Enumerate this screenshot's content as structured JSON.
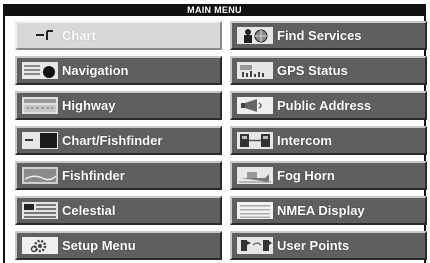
{
  "header": {
    "title": "MAIN MENU"
  },
  "menu": {
    "left": [
      {
        "label": "Chart",
        "icon": "chart-icon",
        "selected": true
      },
      {
        "label": "Navigation",
        "icon": "navigation-icon"
      },
      {
        "label": "Highway",
        "icon": "highway-icon"
      },
      {
        "label": "Chart/Fishfinder",
        "icon": "chart-fishfinder-icon"
      },
      {
        "label": "Fishfinder",
        "icon": "fishfinder-icon"
      },
      {
        "label": "Celestial",
        "icon": "celestial-icon"
      },
      {
        "label": "Setup Menu",
        "icon": "setup-gear-icon"
      }
    ],
    "right": [
      {
        "label": "Find Services",
        "icon": "find-services-icon"
      },
      {
        "label": "GPS Status",
        "icon": "gps-status-icon"
      },
      {
        "label": "Public Address",
        "icon": "megaphone-icon"
      },
      {
        "label": "Intercom",
        "icon": "intercom-icon"
      },
      {
        "label": "Fog Horn",
        "icon": "fog-horn-icon"
      },
      {
        "label": "NMEA Display",
        "icon": "nmea-display-icon"
      },
      {
        "label": "User Points",
        "icon": "user-points-icon"
      }
    ]
  }
}
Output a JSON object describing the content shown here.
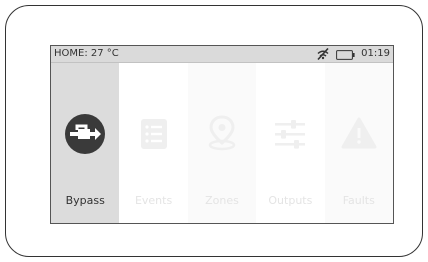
{
  "status": {
    "home_label": "HOME: 27 °C",
    "time": "01:19",
    "icons": [
      "no-signal-icon",
      "battery-icon"
    ]
  },
  "menu": {
    "items": [
      {
        "label": "Bypass",
        "icon": "bypass-icon",
        "active": true
      },
      {
        "label": "Events",
        "icon": "events-list-icon",
        "active": false
      },
      {
        "label": "Zones",
        "icon": "location-pin-icon",
        "active": false
      },
      {
        "label": "Outputs",
        "icon": "sliders-icon",
        "active": false
      },
      {
        "label": "Faults",
        "icon": "warning-icon",
        "active": false
      }
    ]
  },
  "colors": {
    "active_icon": "#3a3a3a",
    "inactive_icon": "#efefef",
    "active_tile_bg": "#dcdcdc",
    "status_bar_bg": "#dadada"
  }
}
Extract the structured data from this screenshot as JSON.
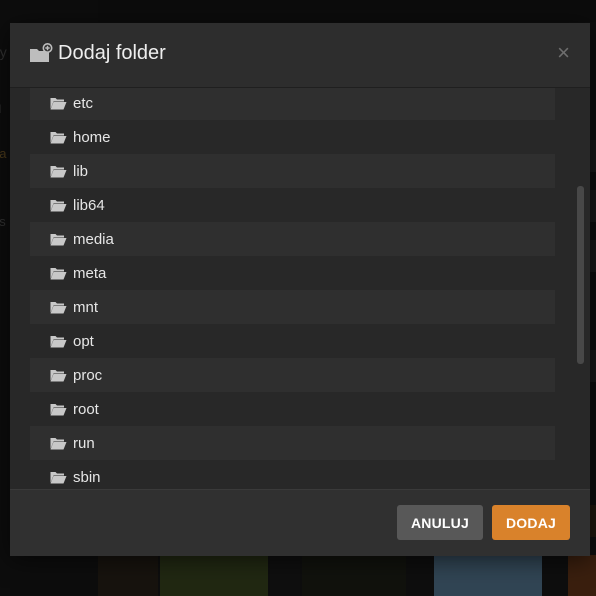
{
  "modal": {
    "title": "Dodaj folder",
    "close_symbol": "×",
    "folders": [
      "etc",
      "home",
      "lib",
      "lib64",
      "media",
      "meta",
      "mnt",
      "opt",
      "proc",
      "root",
      "run",
      "sbin"
    ],
    "cancel_label": "ANULUJ",
    "add_label": "DODAJ"
  },
  "background": {
    "left_fragments": [
      "dy",
      "ól",
      "da",
      "ns"
    ]
  },
  "colors": {
    "accent": "#d9822b",
    "modal_bg": "#282828",
    "row_alt": "#2f2f2f",
    "text": "#e6e6e6"
  },
  "icons": {
    "header": "add-folder-icon",
    "row": "folder-open-icon",
    "close": "close-icon"
  }
}
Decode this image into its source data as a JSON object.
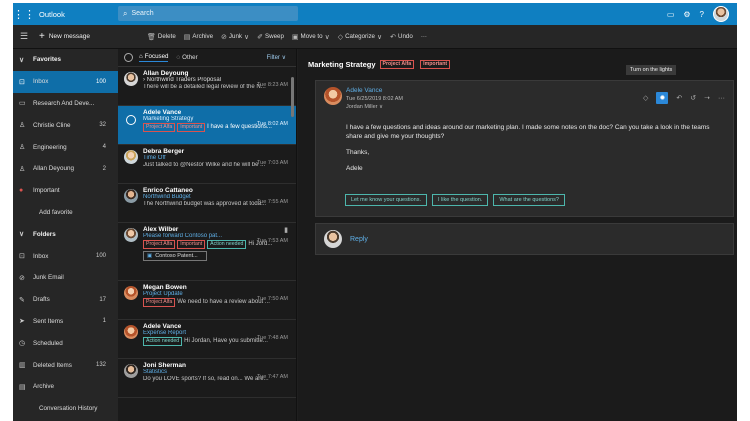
{
  "topbar": {
    "app_name": "Outlook",
    "search_placeholder": "Search"
  },
  "commands": {
    "new_message": "New message",
    "delete": "Delete",
    "archive": "Archive",
    "junk": "Junk",
    "sweep": "Sweep",
    "move_to": "Move to",
    "categorize": "Categorize",
    "undo": "Undo",
    "more": "···"
  },
  "nav": {
    "favorites": "Favorites",
    "fav_items": [
      {
        "label": "Inbox",
        "count": "100"
      },
      {
        "label": "Research And Deve..."
      },
      {
        "label": "Christie Cline",
        "count": "32"
      },
      {
        "label": "Engineering",
        "count": "4"
      },
      {
        "label": "Allan Deyoung",
        "count": "2"
      },
      {
        "label": "Important"
      }
    ],
    "add_favorite": "Add favorite",
    "folders": "Folders",
    "folder_items": [
      {
        "label": "Inbox",
        "count": "100"
      },
      {
        "label": "Junk Email"
      },
      {
        "label": "Drafts",
        "count": "17"
      },
      {
        "label": "Sent Items",
        "count": "1"
      },
      {
        "label": "Scheduled"
      },
      {
        "label": "Deleted Items",
        "count": "132"
      },
      {
        "label": "Archive"
      },
      {
        "label": "Conversation History"
      }
    ]
  },
  "list": {
    "tab_focused": "Focused",
    "tab_other": "Other",
    "filter": "Filter",
    "messages": [
      {
        "sender": "Allan Deyoung",
        "subject": "Northwind Traders Proposal",
        "time": "Tue 8:23 AM",
        "preview": "There will be a detailed legal review of the N..."
      },
      {
        "sender": "Adele Vance",
        "subject": "Marketing Strategy",
        "time": "Tue 8:02 AM",
        "tags": [
          "Project Alfa",
          "Important"
        ],
        "preview": "I have a few questions..."
      },
      {
        "sender": "Debra Berger",
        "subject": "Time Off",
        "time": "Tue 7:03 AM",
        "preview": "Just talked to @Nestor Wilke and he will be ..."
      },
      {
        "sender": "Enrico Cattaneo",
        "subject": "Northwind Budget",
        "time": "Tue 7:55 AM",
        "preview": "The Northwind budget was approved at toda..."
      },
      {
        "sender": "Alex Wilber",
        "subject": "Please forward Contoso pat...",
        "time": "Tue 7:53 AM",
        "tags": [
          "Project Alfa",
          "Important",
          "Action needed"
        ],
        "preview": "Hi Jord...",
        "attachment": "Contoso Patent..."
      },
      {
        "sender": "Megan Bowen",
        "subject": "Project Update",
        "time": "Tue 7:50 AM",
        "tags": [
          "Project Alfa"
        ],
        "preview": "We need to have a review about ..."
      },
      {
        "sender": "Adele Vance",
        "subject": "Expense Report",
        "time": "Tue 7:48 AM",
        "tags": [
          "Action needed"
        ],
        "preview": "Hi Jordan, Have you submitte..."
      },
      {
        "sender": "Joni Sherman",
        "subject": "Statistics",
        "time": "Tue 7:47 AM",
        "preview": "Do you LOVE sports? If so, read on... We are..."
      }
    ]
  },
  "reading": {
    "title": "Marketing Strategy",
    "tags": [
      "Project Alfa",
      "Important"
    ],
    "tooltip": "Turn on the lights",
    "from": "Adele Vance",
    "date": "Tue 6/25/2019 8:02 AM",
    "to": "Jordan Miller ∨",
    "body_1": "I have a few questions and ideas around our marketing plan. I made some notes on the doc? Can you take a look in the teams share and give me your thoughts?",
    "body_2": "Thanks,",
    "body_3": "Adele",
    "suggestions": [
      "Let me know your questions.",
      "I like the question.",
      "What are the questions?"
    ],
    "reply": "Reply"
  },
  "colors": {
    "brand_blue": "#0f7fc1",
    "selected": "#0f6ea8",
    "link_blue": "#5fb0e8",
    "tag_red": "#d9534f",
    "tag_teal": "#4db6ac"
  }
}
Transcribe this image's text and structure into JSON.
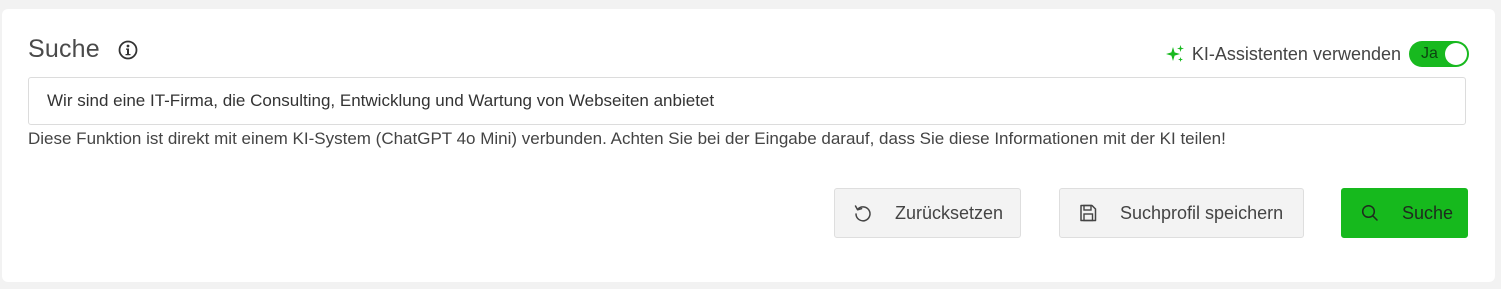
{
  "search": {
    "title": "Suche",
    "info_icon": "info-icon",
    "ai": {
      "icon": "sparkle-icon",
      "label": "KI-Assistenten verwenden",
      "toggle_label": "Ja",
      "enabled": true,
      "color": "#18b91f"
    },
    "input_value": "Wir sind eine IT-Firma, die Consulting, Entwicklung und Wartung von Webseiten anbietet",
    "hint": "Diese Funktion ist direkt mit einem KI-System (ChatGPT 4o Mini) verbunden. Achten Sie bei der Eingabe darauf, dass Sie diese Informationen mit der KI teilen!"
  },
  "actions": {
    "reset": {
      "label": "Zurücksetzen",
      "icon": "reset-icon"
    },
    "save_profile": {
      "label": "Suchprofil speichern",
      "icon": "save-icon"
    },
    "search": {
      "label": "Suche",
      "icon": "search-icon",
      "color": "#16b91d"
    }
  }
}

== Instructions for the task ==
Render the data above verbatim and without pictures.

== Answer to the exercise ==
Enumerate this screenshot's content as structured JSON.
{
  "header": {
    "title": "MAIN MENU"
  },
  "menu": {
    "left": [
      {
        "label": "Chart",
        "icon": "chart-icon",
        "selected": true
      },
      {
        "label": "Navigation",
        "icon": "navigation-icon"
      },
      {
        "label": "Highway",
        "icon": "highway-icon"
      },
      {
        "label": "Chart/Fishfinder",
        "icon": "chart-fishfinder-icon"
      },
      {
        "label": "Fishfinder",
        "icon": "fishfinder-icon"
      },
      {
        "label": "Celestial",
        "icon": "celestial-icon"
      },
      {
        "label": "Setup Menu",
        "icon": "setup-gear-icon"
      }
    ],
    "right": [
      {
        "label": "Find Services",
        "icon": "find-services-icon"
      },
      {
        "label": "GPS Status",
        "icon": "gps-status-icon"
      },
      {
        "label": "Public Address",
        "icon": "megaphone-icon"
      },
      {
        "label": "Intercom",
        "icon": "intercom-icon"
      },
      {
        "label": "Fog Horn",
        "icon": "fog-horn-icon"
      },
      {
        "label": "NMEA Display",
        "icon": "nmea-display-icon"
      },
      {
        "label": "User Points",
        "icon": "user-points-icon"
      }
    ]
  }
}
Output a JSON object describing the content shown here.
{
  "status": {
    "home_label": "HOME: 27 °C",
    "time": "01:19",
    "icons": [
      "no-signal-icon",
      "battery-icon"
    ]
  },
  "menu": {
    "items": [
      {
        "label": "Bypass",
        "icon": "bypass-icon",
        "active": true
      },
      {
        "label": "Events",
        "icon": "events-list-icon",
        "active": false
      },
      {
        "label": "Zones",
        "icon": "location-pin-icon",
        "active": false
      },
      {
        "label": "Outputs",
        "icon": "sliders-icon",
        "active": false
      },
      {
        "label": "Faults",
        "icon": "warning-icon",
        "active": false
      }
    ]
  },
  "colors": {
    "active_icon": "#3a3a3a",
    "inactive_icon": "#efefef",
    "active_tile_bg": "#dcdcdc",
    "status_bar_bg": "#dadada"
  }
}
Extract the structured data from this screenshot as JSON.
{
  "modal": {
    "title": "Dodaj folder",
    "close_symbol": "×",
    "folders": [
      "etc",
      "home",
      "lib",
      "lib64",
      "media",
      "meta",
      "mnt",
      "opt",
      "proc",
      "root",
      "run",
      "sbin"
    ],
    "cancel_label": "ANULUJ",
    "add_label": "DODAJ"
  },
  "background": {
    "left_fragments": [
      "dy",
      "ól",
      "da",
      "ns"
    ]
  },
  "colors": {
    "accent": "#d9822b",
    "modal_bg": "#282828",
    "row_alt": "#2f2f2f",
    "text": "#e6e6e6"
  },
  "icons": {
    "header": "add-folder-icon",
    "row": "folder-open-icon",
    "close": "close-icon"
  }
}
Decode this image into its source data as a JSON object.
{
  "topbar": {
    "app_name": "Outlook",
    "search_placeholder": "Search"
  },
  "commands": {
    "new_message": "New message",
    "delete": "Delete",
    "archive": "Archive",
    "junk": "Junk",
    "sweep": "Sweep",
    "move_to": "Move to",
    "categorize": "Categorize",
    "undo": "Undo",
    "more": "···"
  },
  "nav": {
    "favorites": "Favorites",
    "fav_items": [
      {
        "label": "Inbox",
        "count": "100"
      },
      {
        "label": "Research And Deve..."
      },
      {
        "label": "Christie Cline",
        "count": "32"
      },
      {
        "label": "Engineering",
        "count": "4"
      },
      {
        "label": "Allan Deyoung",
        "count": "2"
      },
      {
        "label": "Important"
      }
    ],
    "add_favorite": "Add favorite",
    "folders": "Folders",
    "folder_items": [
      {
        "label": "Inbox",
        "count": "100"
      },
      {
        "label": "Junk Email"
      },
      {
        "label": "Drafts",
        "count": "17"
      },
      {
        "label": "Sent Items",
        "count": "1"
      },
      {
        "label": "Scheduled"
      },
      {
        "label": "Deleted Items",
        "count": "132"
      },
      {
        "label": "Archive"
      },
      {
        "label": "Conversation History"
      }
    ]
  },
  "list": {
    "tab_focused": "Focused",
    "tab_other": "Other",
    "filter": "Filter",
    "messages": [
      {
        "sender": "Allan Deyoung",
        "subject": "Northwind Traders Proposal",
        "time": "Tue 8:23 AM",
        "preview": "There will be a detailed legal review of the N..."
      },
      {
        "sender": "Adele Vance",
        "subject": "Marketing Strategy",
        "time": "Tue 8:02 AM",
        "tags": [
          "Project Alfa",
          "Important"
        ],
        "preview": "I have a few questions..."
      },
      {
        "sender": "Debra Berger",
        "subject": "Time Off",
        "time": "Tue 7:03 AM",
        "preview": "Just talked to @Nestor Wilke and he will be ..."
      },
      {
        "sender": "Enrico Cattaneo",
        "subject": "Northwind Budget",
        "time": "Tue 7:55 AM",
        "preview": "The Northwind budget was approved at toda..."
      },
      {
        "sender": "Alex Wilber",
        "subject": "Please forward Contoso pat...",
        "time": "Tue 7:53 AM",
        "tags": [
          "Project Alfa",
          "Important",
          "Action needed"
        ],
        "preview": "Hi Jord...",
        "attachment": "Contoso Patent..."
      },
      {
        "sender": "Megan Bowen",
        "subject": "Project Update",
        "time": "Tue 7:50 AM",
        "tags": [
          "Project Alfa"
        ],
        "preview": "We need to have a review about ..."
      },
      {
        "sender": "Adele Vance",
        "subject": "Expense Report",
        "time": "Tue 7:48 AM",
        "tags": [
          "Action needed"
        ],
        "preview": "Hi Jordan, Have you submitte..."
      },
      {
        "sender": "Joni Sherman",
        "subject": "Statistics",
        "time": "Tue 7:47 AM",
        "preview": "Do you LOVE sports? If so, read on... We are..."
      }
    ]
  },
  "reading": {
    "title": "Marketing Strategy",
    "tags": [
      "Project Alfa",
      "Important"
    ],
    "tooltip": "Turn on the lights",
    "from": "Adele Vance",
    "date": "Tue 6/25/2019 8:02 AM",
    "to": "Jordan Miller ∨",
    "body_1": "I have a few questions and ideas around our marketing plan. I made some notes on the doc? Can you take a look in the teams share and give me your thoughts?",
    "body_2": "Thanks,",
    "body_3": "Adele",
    "suggestions": [
      "Let me know your questions.",
      "I like the question.",
      "What are the questions?"
    ],
    "reply": "Reply"
  },
  "colors": {
    "brand_blue": "#0f7fc1",
    "selected": "#0f6ea8",
    "link_blue": "#5fb0e8",
    "tag_red": "#d9534f",
    "tag_teal": "#4db6ac"
  }
}
Transcribe this image's text and structure into JSON.
{
  "search": {
    "title": "Suche",
    "info_icon": "info-icon",
    "ai": {
      "icon": "sparkle-icon",
      "label": "KI-Assistenten verwenden",
      "toggle_label": "Ja",
      "enabled": true,
      "color": "#18b91f"
    },
    "input_value": "Wir sind eine IT-Firma, die Consulting, Entwicklung und Wartung von Webseiten anbietet",
    "hint": "Diese Funktion ist direkt mit einem KI-System (ChatGPT 4o Mini) verbunden. Achten Sie bei der Eingabe darauf, dass Sie diese Informationen mit der KI teilen!"
  },
  "actions": {
    "reset": {
      "label": "Zurücksetzen",
      "icon": "reset-icon"
    },
    "save_profile": {
      "label": "Suchprofil speichern",
      "icon": "save-icon"
    },
    "search": {
      "label": "Suche",
      "icon": "search-icon",
      "color": "#16b91d"
    }
  }
}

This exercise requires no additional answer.